Few artists can claim a bloodline as potent as the one running through Brianna Harness. But country fans be warned, this 20-year-old newcomer has inherited the same independent spirit as her great grandparents, Jessi Colter and Waylon Jennings.
The daughter of indie rapper Struggle Jennings and granddaughter of Jenni Eddy Jennings — who was born to Colter and the country star’s previous husband, rock legend Duane Eddy, but raised by Jennings as his own — Harness has nodded to her country roots on her 2020 album, Welcome to My Nightmare. The set includes a breathtaking cover of Colter’s “The Canyon,” full of family pride and showcasing an evocative voice that’s worth keeping track of. But for now, that’s about as far as she intends to go down the country road, Harness tells Sounds Like Nashville, as this Nashville native refuses to be boxed in.
Of course, that’s the same impulse that made her great-grandparents leaders of country’s Outlaw movement in the 1970s, now reborn for the 21st century.
“Ohhh yeah. I think it can be a blessing and a curse at the same time,” she says of her tendency to zig when others zag. “I get a lot of shit for always wanting to do things my way, but I have that instinct. I want to do things the way that will make me happy, not others. Regardless of who that is.”
Speaking by phone in December, Brianna Harness says the pressure on her to “go country” was pretty high after her 2019 EP debut, Sunny Days, which she says turned out country almost by accident. But since then she’s gone through a period of self discovery, growing into adulthood and living on her own for the first time. So when it came time for her first full-length album, Harness had no interest in being labeled a country singer — that road would be too easy, and too expected. Instead, Welcome to My Nightmare lands outside the bounds of even contemporary country, creating a sound she calls “alternative blues” that mixes haunting vocals and soul-baring lyrics with modern production. But even so, she couldn’t resist covering “The Canyon.”
First recorded for Colter’s 2006 album, Out of the Ashes, the stirring ballad is a deeply personal reflection on the sometimes-turbulent relationship she and Jennings shared for decades. It was often my-way-or-the-highway for the pugnacious Jennings, Harness explains, but their love was built on solid bedrock.
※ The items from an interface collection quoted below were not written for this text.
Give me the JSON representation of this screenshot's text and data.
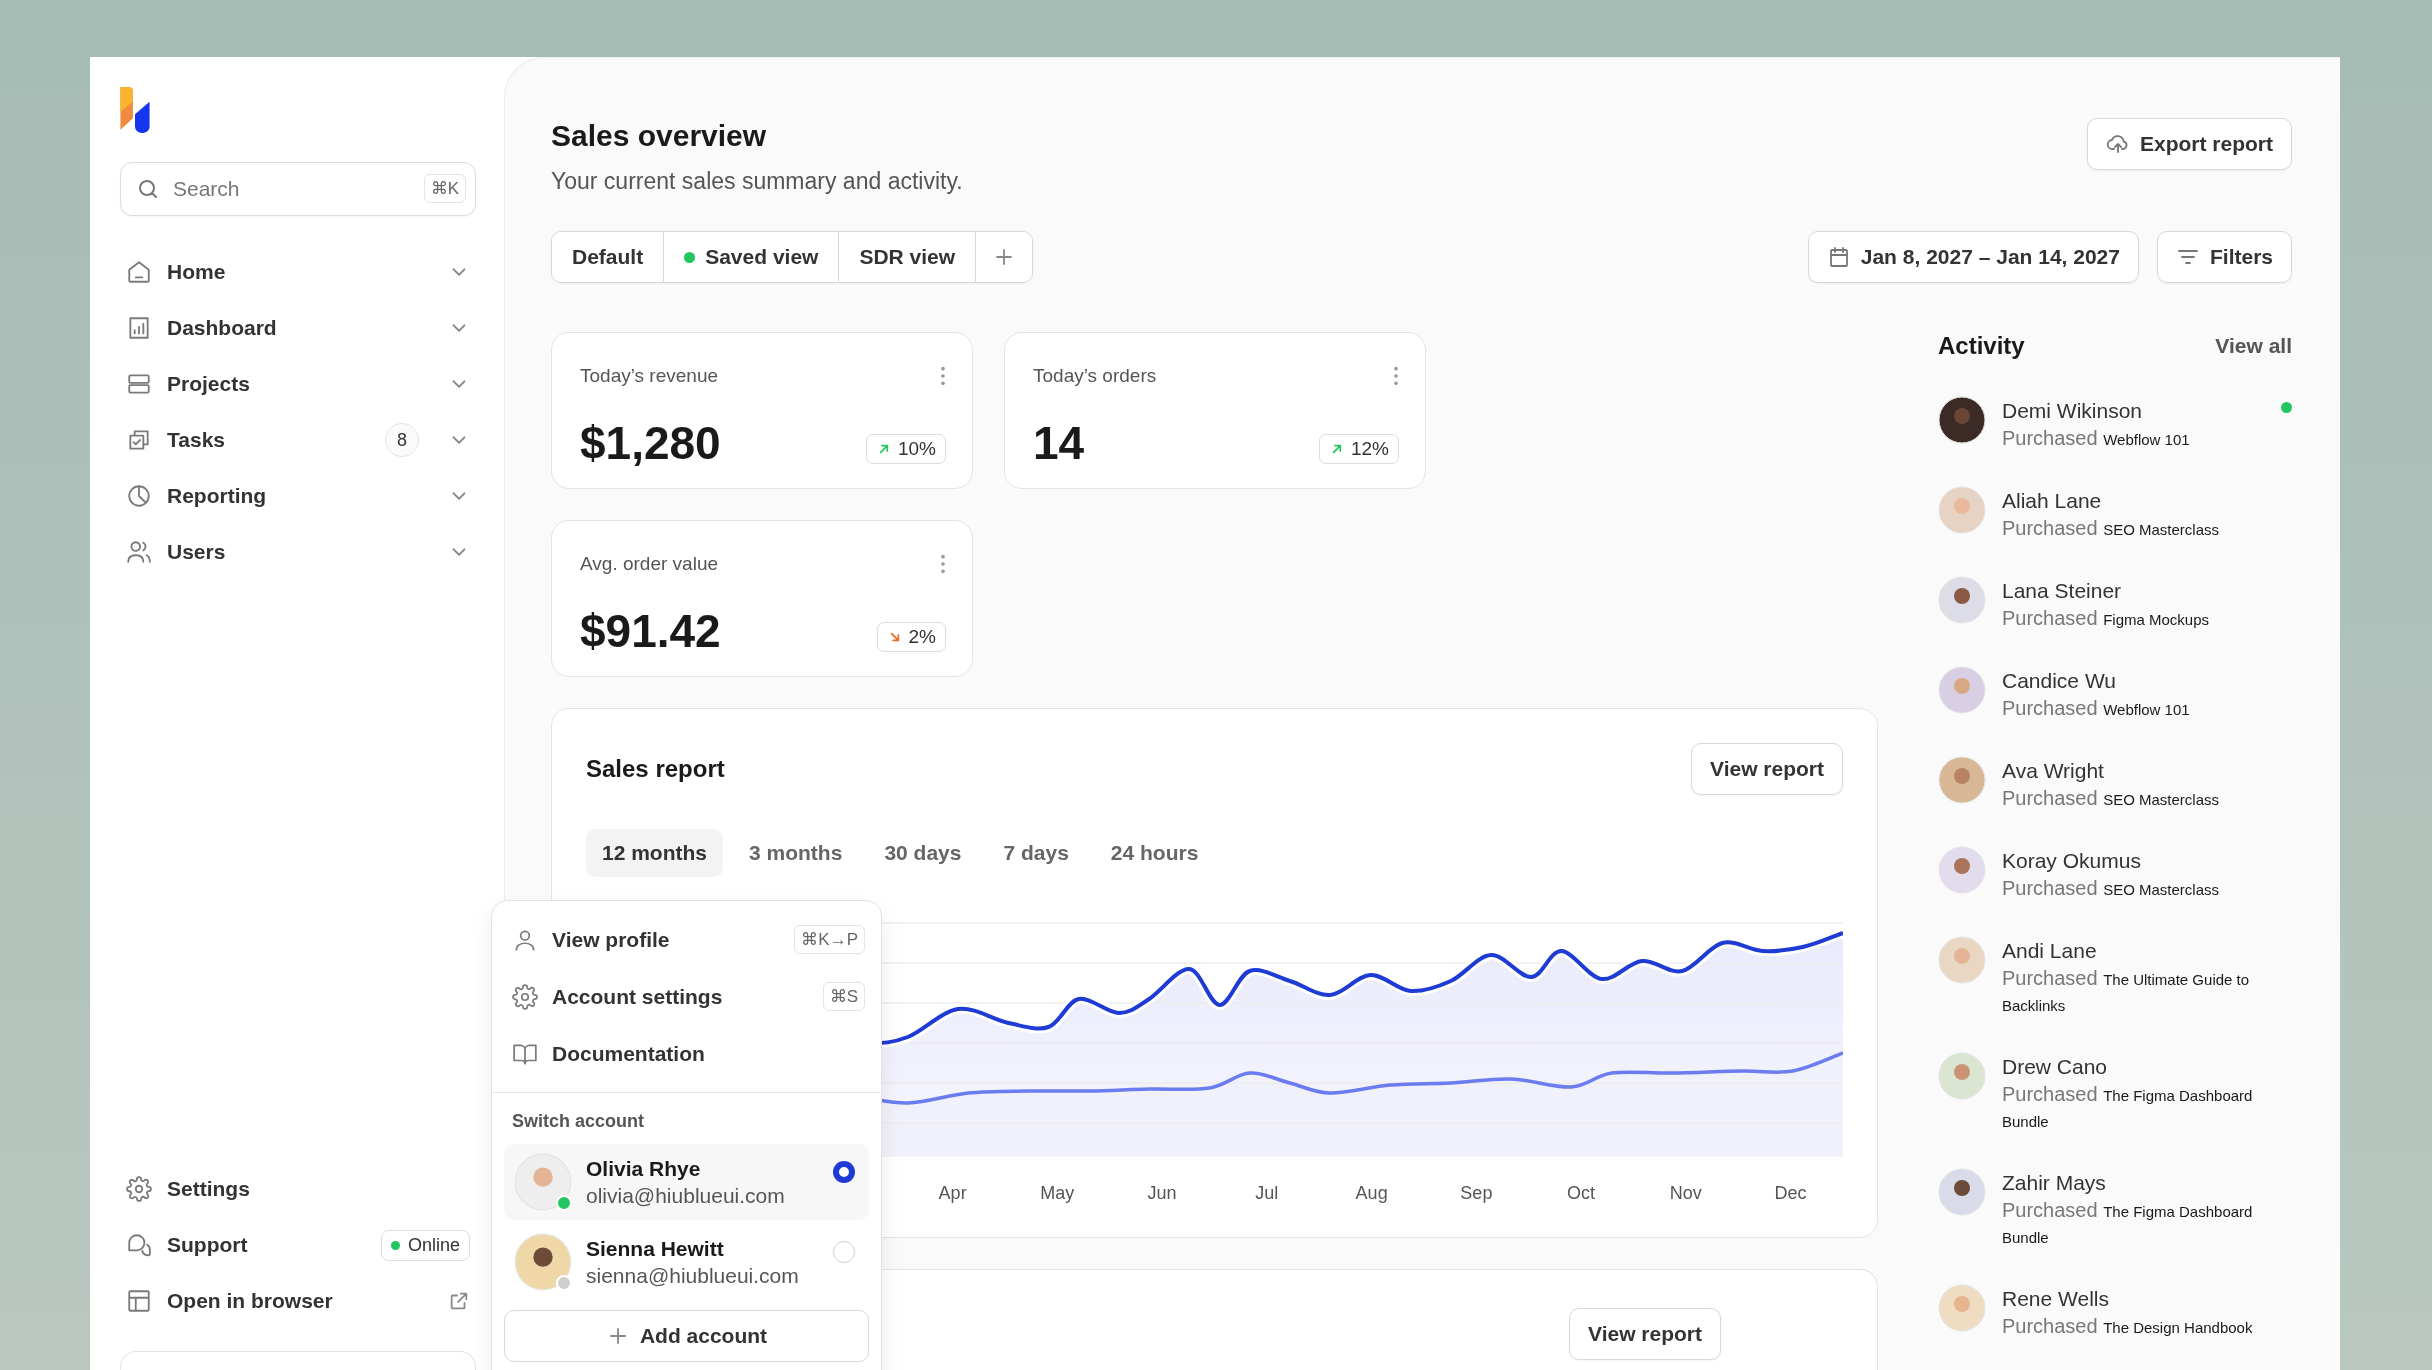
{
  "search": {
    "placeholder": "Search",
    "shortcut": "⌘K"
  },
  "nav": [
    {
      "label": "Home"
    },
    {
      "label": "Dashboard"
    },
    {
      "label": "Projects"
    },
    {
      "label": "Tasks",
      "badge": "8"
    },
    {
      "label": "Reporting"
    },
    {
      "label": "Users"
    }
  ],
  "footer_nav": [
    {
      "label": "Settings",
      "kind": "plain"
    },
    {
      "label": "Support",
      "kind": "status",
      "status": "Online",
      "online": true
    },
    {
      "label": "Open in browser",
      "kind": "external"
    }
  ],
  "header": {
    "title": "Sales overview",
    "subtitle": "Your current sales summary and activity.",
    "export_button": "Export report"
  },
  "views": [
    {
      "label": "Default",
      "dot": false
    },
    {
      "label": "Saved view",
      "dot": true
    },
    {
      "label": "SDR view",
      "dot": false
    }
  ],
  "date_range": "Jan 8, 2027 – Jan 14, 2027",
  "filters_button": "Filters",
  "metrics": [
    {
      "label": "Today’s revenue",
      "value": "$1,280",
      "change": "10%",
      "rising": true
    },
    {
      "label": "Today’s orders",
      "value": "14",
      "change": "12%",
      "rising": true
    },
    {
      "label": "Avg. order value",
      "value": "$91.42",
      "change": "2%",
      "rising": false
    }
  ],
  "sales_report": {
    "title": "Sales report",
    "button": "View report",
    "periods": [
      {
        "label": "12 months",
        "selected": true
      },
      {
        "label": "3 months",
        "selected": false
      },
      {
        "label": "30 days",
        "selected": false
      },
      {
        "label": "7 days",
        "selected": false
      },
      {
        "label": "24 hours",
        "selected": false
      }
    ],
    "chart_months": [
      "Apr",
      "May",
      "Jun",
      "Jul",
      "Aug",
      "Sep",
      "Oct",
      "Nov",
      "Dec"
    ]
  },
  "second_report": {
    "button": "View report"
  },
  "activity": {
    "title": "Activity",
    "view_all": "View all",
    "items": [
      {
        "name": "Demi Wikinson",
        "action": "Purchased",
        "product": "Webflow 101",
        "unread": true
      },
      {
        "name": "Aliah Lane",
        "action": "Purchased",
        "product": "SEO Masterclass",
        "unread": false
      },
      {
        "name": "Lana Steiner",
        "action": "Purchased",
        "product": "Figma Mockups",
        "unread": false
      },
      {
        "name": "Candice Wu",
        "action": "Purchased",
        "product": "Webflow 101",
        "unread": false
      },
      {
        "name": "Ava Wright",
        "action": "Purchased",
        "product": "SEO Masterclass",
        "unread": false
      },
      {
        "name": "Koray Okumus",
        "action": "Purchased",
        "product": "SEO Masterclass",
        "unread": false
      },
      {
        "name": "Andi Lane",
        "action": "Purchased",
        "product": "The Ultimate Guide to Backlinks",
        "unread": false
      },
      {
        "name": "Drew Cano",
        "action": "Purchased",
        "product": "The Figma Dashboard Bundle",
        "unread": false
      },
      {
        "name": "Zahir Mays",
        "action": "Purchased",
        "product": "The Figma Dashboard Bundle",
        "unread": false
      },
      {
        "name": "Rene Wells",
        "action": "Purchased",
        "product": "The Design Handbook",
        "unread": false
      }
    ]
  },
  "account_menu": {
    "items": [
      {
        "label": "View profile",
        "shortcut": "⌘K→P"
      },
      {
        "label": "Account settings",
        "shortcut": "⌘S"
      },
      {
        "label": "Documentation"
      }
    ],
    "section": "Switch account",
    "accounts": [
      {
        "name": "Olivia Rhye",
        "email": "olivia@hiublueui.com",
        "selected": true,
        "online": true
      },
      {
        "name": "Sienna Hewitt",
        "email": "sienna@hiublueui.com",
        "selected": false,
        "online": false
      }
    ],
    "add_button": "Add account"
  }
}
And Harness has learned much of that love by making the song her own.
“There is a lot to pick from, but this one was just really heartfelt and emotional,” she says about choosing which of Colter’s tracks to cover. “Every time she performs this song she damn near cries. It’s beautiful and it matches my attitude about a lot of things. … She’s basically saying she tried to give everything she could, and now it’s just like ‘Take it and go, I don’t care any more. You can have it all. Whatever.’”
Colter’s original featured just her voice and a piano melody, but Harness has reimagined it slightly, opting for an acoustic guitar backing. Her voice rises and falls with the song’s weary romantic contours, adding new depth to a love story most fans never truly understood. Jennings passed away in 2002, and Colter is now 77 years old.
“For me it helps show how strong her love for him was,” she explains. “She loved him so much even with all his rambling ways and all the shit he put her through, he was still her number one. She stuck through everything all the way to the end. And I took a little different approach to it, but the sentiment is the same.”
Harness goes on to say she believes Colter has been overlooked by country fans for too long, who often saw her only as Jennings’ wife. Her own songwriting catalog is much deeper than “The Canyon,” as it were, and she hopes the cover will inspire others to venture into it. Meanwhile, the rest of Welcome to My Nightmare introduces fans to a new artist with a sense of musical self-determination all her own. It may not be country through and through, but you can definitely hear the outlaw spirit.
“I want people to take away that I am my own artist,” Brianna Harness says of her project. “Even though I have theses legend in my background who paved the way for me, I don’t feel like I have to go down that specific way they paved. I just want to be my own artist, but I also wanted to give my grandmother her props. She was such an incredible woman.”
Colter was also featured on a track called “Ace In the Hole,” which likewise included her father and grandmother, Jenni Eddy Jennings, and appeared on Harness’ EP debut, Sunny Days. Her latest single, “Cry for Help,” came out in December.